*** Opening Provided entries ***

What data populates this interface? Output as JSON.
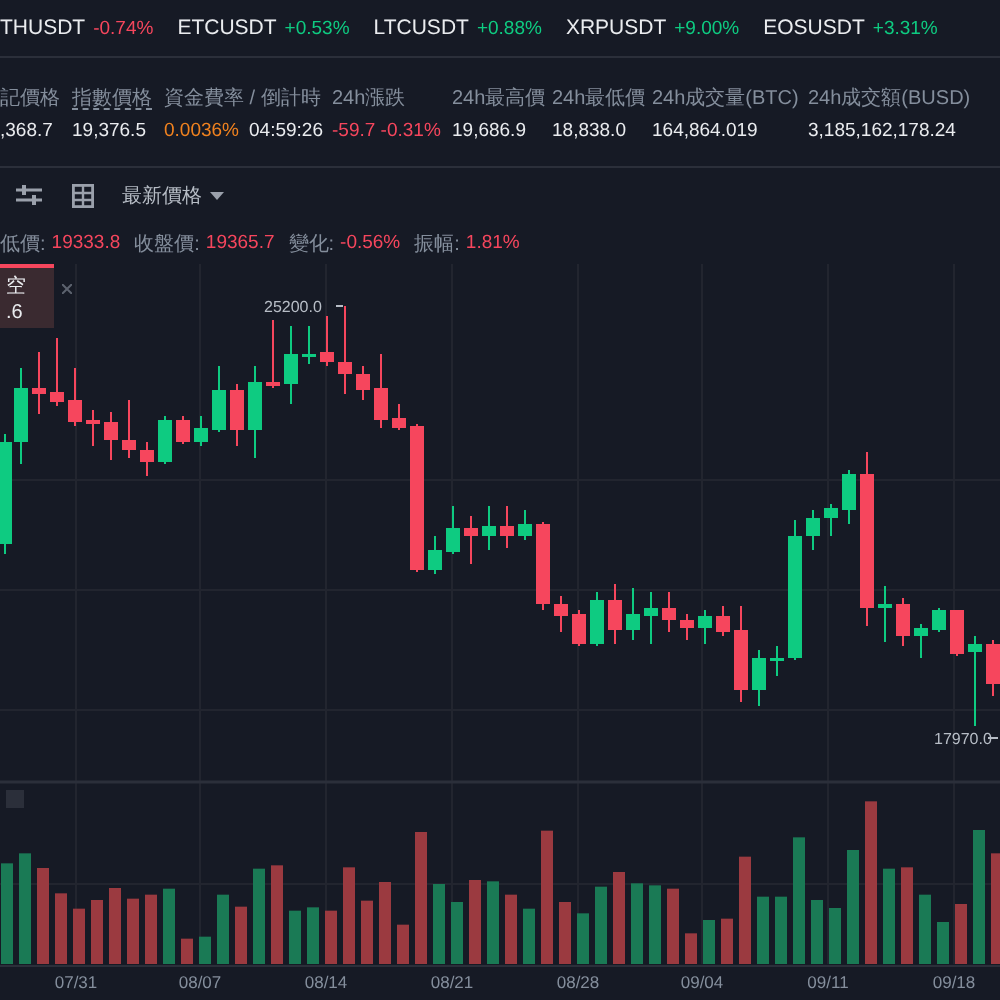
{
  "tickers": [
    {
      "symbol": "THUSDT",
      "change": "-0.74%",
      "rising": false
    },
    {
      "symbol": "ETCUSDT",
      "change": "+0.53%",
      "rising": true
    },
    {
      "symbol": "LTCUSDT",
      "change": "+0.88%",
      "rising": true
    },
    {
      "symbol": "XRPUSDT",
      "change": "+9.00%",
      "rising": true
    },
    {
      "symbol": "EOSUSDT",
      "change": "+3.31%",
      "rising": true
    }
  ],
  "stats": [
    {
      "label": "記價格",
      "underlined": false,
      "values": [
        {
          "text": ",368.7",
          "color": "#eaecef"
        }
      ]
    },
    {
      "label": "指數價格",
      "underlined": true,
      "values": [
        {
          "text": "19,376.5",
          "color": "#eaecef"
        }
      ]
    },
    {
      "label": "資金費率 / 倒計時",
      "underlined": false,
      "values": [
        {
          "text": "0.0036%",
          "color": "#f0821f"
        },
        {
          "text": "04:59:26",
          "color": "#eaecef"
        }
      ]
    },
    {
      "label": "24h漲跌",
      "underlined": false,
      "values": [
        {
          "text": "-59.7 -0.31%",
          "color": "#f6465d"
        }
      ]
    },
    {
      "label": "24h最高價",
      "underlined": false,
      "values": [
        {
          "text": "19,686.9",
          "color": "#eaecef"
        }
      ]
    },
    {
      "label": "24h最低價",
      "underlined": false,
      "values": [
        {
          "text": "18,838.0",
          "color": "#eaecef"
        }
      ]
    },
    {
      "label": "24h成交量(BTC)",
      "underlined": false,
      "values": [
        {
          "text": "164,864.019",
          "color": "#eaecef"
        }
      ]
    },
    {
      "label": "24h成交額(BUSD)",
      "underlined": false,
      "values": [
        {
          "text": "3,185,162,178.24",
          "color": "#eaecef"
        }
      ]
    }
  ],
  "toolbar": {
    "price_type": "最新價格"
  },
  "info_line": [
    {
      "label": "低價:",
      "value": "19333.8"
    },
    {
      "label": "收盤價:",
      "value": "19365.7"
    },
    {
      "label": "變化:",
      "value": "-0.56%"
    },
    {
      "label": "振幅:",
      "value": "1.81%"
    }
  ],
  "legend": {
    "lines": [
      "空",
      ".6"
    ]
  },
  "chart": {
    "high_label": "25200.0",
    "low_label": "17970.0",
    "x_labels": [
      "07/31",
      "08/07",
      "08/14",
      "08/21",
      "08/28",
      "09/04",
      "09/11",
      "09/18"
    ]
  }
}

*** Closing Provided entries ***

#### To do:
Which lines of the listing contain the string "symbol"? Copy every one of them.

#### Response to this exercise:
      "symbol": "THUSDT",
      "symbol": "ETCUSDT",
      "symbol": "LTCUSDT",
      "symbol": "XRPUSDT",
      "symbol": "EOSUSDT",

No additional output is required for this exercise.